yalelayer logo full.jpg-2.jpeg

Want to submit a piece for The Yale Layer? Check out "Contribute to The Layer"!

What is this HUNT?

Below is an article published by Kate Swanson in her lifestyle blog The Happiness Hunt, which she launched with Dartmouth student Sierra Lyle. You can check out her wonderful blog here.  


Last year, Sierra and I decided to launch this blog. However, the one thing we failed to address is why we named it "The Happiness Hunt." So, in revamping the blog, posting more, and holding myself accountable for my own happiness hunt, I'm going to start over this whole introduction thing.

Happiness. Google it. In philosophy, happiness is translated from the Greek concept of eudaemonia, referring to the good life. The state of being happy. Happy: feeling or showing pleasure. Chuckling at life quirks, getting chills after seeing the most spectacular view, laughing until your abs hurt, screaming of joy, and smiling ear to ear — honestly it all seems a wee bit cheesy. And I hate that. Happiness shouldn't feel cheesy, but it does. I feel cliché writing this blog. At school, I feel like fewer and fewer people are attending the Woolsey hall lectures about happiness. Because what is the point of taking a class about happiness? I don't have time for that shit. You can tell me that jobs and grades and body image don't matter. Sure, okay. But you don't understand. I don't have time to talk about that stuff. I am super busy. I am trying to get good grades, so I can get a good job, so I can afford a nice gym, so I can live a nice life style, and so I can feel youthful forever—don't kill my vibe. A class on happiness is cliché and cheesy and obvious, I don't have time for it. Sorry, but that is that.

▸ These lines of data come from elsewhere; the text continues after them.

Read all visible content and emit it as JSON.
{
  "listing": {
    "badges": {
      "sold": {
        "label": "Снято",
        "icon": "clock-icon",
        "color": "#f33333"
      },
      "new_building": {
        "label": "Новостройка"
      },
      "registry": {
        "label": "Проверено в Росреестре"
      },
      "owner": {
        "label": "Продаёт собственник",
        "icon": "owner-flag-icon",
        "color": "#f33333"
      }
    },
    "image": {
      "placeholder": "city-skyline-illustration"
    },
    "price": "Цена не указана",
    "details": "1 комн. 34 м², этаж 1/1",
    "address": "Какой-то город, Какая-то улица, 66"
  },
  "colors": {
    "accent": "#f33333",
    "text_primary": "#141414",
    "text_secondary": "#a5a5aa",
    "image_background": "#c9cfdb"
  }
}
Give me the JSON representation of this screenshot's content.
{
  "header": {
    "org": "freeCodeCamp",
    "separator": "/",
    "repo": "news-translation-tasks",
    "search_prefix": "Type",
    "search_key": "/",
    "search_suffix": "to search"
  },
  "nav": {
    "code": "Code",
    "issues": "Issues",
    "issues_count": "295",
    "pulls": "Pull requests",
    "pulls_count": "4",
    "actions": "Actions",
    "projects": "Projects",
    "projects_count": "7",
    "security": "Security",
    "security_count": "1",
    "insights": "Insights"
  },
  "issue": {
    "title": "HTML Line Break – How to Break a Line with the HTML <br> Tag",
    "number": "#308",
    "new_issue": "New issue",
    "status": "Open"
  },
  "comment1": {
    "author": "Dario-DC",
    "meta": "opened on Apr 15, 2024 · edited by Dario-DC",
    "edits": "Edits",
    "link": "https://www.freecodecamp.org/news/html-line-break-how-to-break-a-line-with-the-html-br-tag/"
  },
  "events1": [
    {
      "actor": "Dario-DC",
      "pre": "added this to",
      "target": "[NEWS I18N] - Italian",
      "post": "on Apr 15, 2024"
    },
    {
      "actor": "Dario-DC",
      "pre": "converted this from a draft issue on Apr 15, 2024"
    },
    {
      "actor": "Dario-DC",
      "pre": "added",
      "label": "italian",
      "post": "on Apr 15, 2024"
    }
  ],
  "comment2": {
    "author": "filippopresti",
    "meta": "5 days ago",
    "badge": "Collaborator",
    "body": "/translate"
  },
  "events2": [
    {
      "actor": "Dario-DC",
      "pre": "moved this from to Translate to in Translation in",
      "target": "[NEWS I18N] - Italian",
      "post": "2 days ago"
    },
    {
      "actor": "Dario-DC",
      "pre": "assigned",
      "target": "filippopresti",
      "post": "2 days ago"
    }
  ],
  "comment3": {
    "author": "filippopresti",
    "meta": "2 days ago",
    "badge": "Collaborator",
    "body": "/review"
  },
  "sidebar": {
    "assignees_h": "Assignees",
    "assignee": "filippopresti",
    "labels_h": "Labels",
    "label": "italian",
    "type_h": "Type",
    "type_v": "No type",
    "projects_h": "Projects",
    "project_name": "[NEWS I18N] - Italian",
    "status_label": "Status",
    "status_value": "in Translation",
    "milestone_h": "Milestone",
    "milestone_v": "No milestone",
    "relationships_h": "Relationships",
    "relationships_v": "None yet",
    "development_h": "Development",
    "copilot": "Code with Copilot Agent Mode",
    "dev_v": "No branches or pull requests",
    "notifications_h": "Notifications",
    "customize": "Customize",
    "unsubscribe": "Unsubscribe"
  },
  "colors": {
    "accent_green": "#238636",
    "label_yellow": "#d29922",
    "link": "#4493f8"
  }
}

I am going to use a phrase that Psychology professor Laurie Santos continuously uses in Psych and the Good Life, one of my five courses this semester and the most enrolled course in Yale's history: "Imma pause to let this sink in."

This is sad. It might seem counterintuitive, but I want to address the stigma surrounding happiness. Some people have no issue following lifestyle blogs. I personally love them. Sierra and I created this lifestyle blog, because they tend to inspire us; we get fashion inspiration, food inspiration, life motivational-quote type inspiration etc. But then again, in full disclosure of being fully honest with you, we also created it because we thought if we made it dope, like really really dope, we could be famous. And sure there might be something hypocritical in wanting fame and happiness, but honestly sharing life's little quirks and "cheesy" pictures makes us quite happy. This might not work for some people and that is okay. But I also want to clarify that if this is what some people enjoy, or if this is something people are scared to enjoy because it's, quote, "cliché," let yourself enjoy the so-called "cheesy" things. There is absolutely nothing wrong with that.

So, this is why we are revamping the blog. I want you to know that in this next year, this "hunt" is about what makes EACH of us happy — because we are all different (that line was cliché but don't cringe at it, because it's a lovely line: imma pause to let this sink in).

What makes me happy may not make Sierra happy and vice versa. Happiness, or the pursuit of it, is part of our community, but it does not need to be uniform. This is a hunt because it is individual, and what we think may make us happy may not always be what genuinely brings us joy.  

This is about what makes your abs hurt from laughing, what takes your breath away (cheesy again, but c'mon, just enjoy the moment). It is an individual process. Sierra will post her moments. I will post mine. Personally, I am going to use this space to hold myself accountable to hunt for my individual happiness. Sierra the same. The hope is that once we get going this will be a space for not just for us, but a space where multiple writers can share their experiences to inspire people who are feeling a little lost in their hunt.

In the class I mentioned before, called Psychology and the Good Life, a lot of people are critical, and rightfully so. I don't think anyone should go into a course without a critical lens; nevertheless, I personally love that it is holding me accountable and making me think about the concept of happiness— something very relevant to the theme of this blog. And one of the most salient points I have taken away thus far is that happiness takes work, so with that I will end this post by saying: hate it, love it, join us, don't, but, regardless, start your hunt. Make them abs hurt.



Healthy Body, Unhealthy Mind